"There are no violations of the rights of sexual minorities in Russia," a defiant Putin said alongside Rutte before heading in to dinner. "These people enjoy full rights and liberties just like everyone else."
Putin said that gay couples could not produce children and that "Europe and Russia have demographic problems."
"We need to reach a consensus with this community, we need to agree to work collectively. Don't insult each other, agree with, understand, each other and develop certain civilised rules," he said. "I think this is possible."
Rutte said he had raised concerns over NGO and gay rights with Putin.
"We had a good talk about it," Rutte said, which testifies "to the good relations between our two countries."
Dozens of police were deployed in the tightly secured area, including anti-riot forces, although an AFP correspondent saw some police dancing to the thumping music.
"Critical journalists not allowed. Do not frighten President Putin. Keep this area human rights free," read one huge Amnesty International banner hanging from a window.
"No gay propaganda beyond this line," another sign read.
Dutch police said they had briefly detained one person, a gay Dutch artist who wrote expletives against Putin on the window of his Amsterdam studio.
Barges sailed on the Amstel river with signs reading "Punk bands strictly prohibited", in reference to members of the band Pussy Riot who were jailed last year for staging an anti-Putin concert in Russia.
Rainbow flags dotted the city, including outside Amsterdam City Hall. Many of the flags were flown at half-mast.
Putin's visit is centred on trade talks with The Netherlands, and many Russian business leaders are travelling with him.
Russia has invested heavily in the Port of Rotterdam, a transit point for much of its oil and gas.
Many Russian companies are also registered in The Netherlands because of its favourable taxation regime.
Environmental group Greenpeace criticised an active cooperation agreement for Arctic exploration signed during the visit between Anglo-Dutch oil company Shell and Russian giant Gazprom's oil subsidiary.
"It would seem that Shell has not learnt from the litany of errors that plagued its attempts to drill in Alaska and that its relentless search for oil and gas continues," said Greenpeace Netherlands Arctic Campaigner Faiza Oulahsen.
"This deal is bad news for investors and bad news for the fragile Arctic environment and the indigenous peoples whose way of life depends on it," she said.
Putin attended the opening of an exhibition at Amsterdam's Hermitage Museum with Dutch Queen Beatrix about Peter the Great, who came to The Netherlands as he tried to modernise Russia more than 300 years ago.

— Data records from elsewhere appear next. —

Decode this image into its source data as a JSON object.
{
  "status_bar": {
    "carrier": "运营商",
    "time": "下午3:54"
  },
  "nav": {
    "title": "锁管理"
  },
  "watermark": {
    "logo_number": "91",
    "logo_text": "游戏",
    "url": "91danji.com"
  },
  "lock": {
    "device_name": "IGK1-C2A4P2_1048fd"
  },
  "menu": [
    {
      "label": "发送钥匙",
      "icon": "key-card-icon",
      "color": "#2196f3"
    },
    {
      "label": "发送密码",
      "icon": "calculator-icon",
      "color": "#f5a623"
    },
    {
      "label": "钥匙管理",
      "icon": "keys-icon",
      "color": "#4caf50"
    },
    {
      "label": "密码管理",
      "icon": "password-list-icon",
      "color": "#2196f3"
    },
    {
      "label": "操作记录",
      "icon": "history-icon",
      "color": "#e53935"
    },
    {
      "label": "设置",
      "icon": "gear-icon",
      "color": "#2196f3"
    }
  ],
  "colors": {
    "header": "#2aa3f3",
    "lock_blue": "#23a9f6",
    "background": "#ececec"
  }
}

Russian authorities have launched a crackdown on foreign NGOs operating in Russia, including Amnesty International, Human Rights Watch and German think-tanks.
Putin arrived from Germany, where he was met with topless protesters. In Amsterdam, the Russian leader, who is himself not averse to being photographed topless, said: "Thankfully the homosexuals didn't undress here.
German Chancellor Angela Merkel on Sunday urged Putin to "give a chance" to non-governmental organisations which she described as a "motor of innovation".
The head of COC, the world's oldest gay rights group, told AFP that they were protesting particularly because of the law's vagueness.
"If I walk down the street holding my wife's hand that can be construed as propaganda, flying a rainbow flag can be considered propaganda, and that's all punishable," Tanja Ineke said.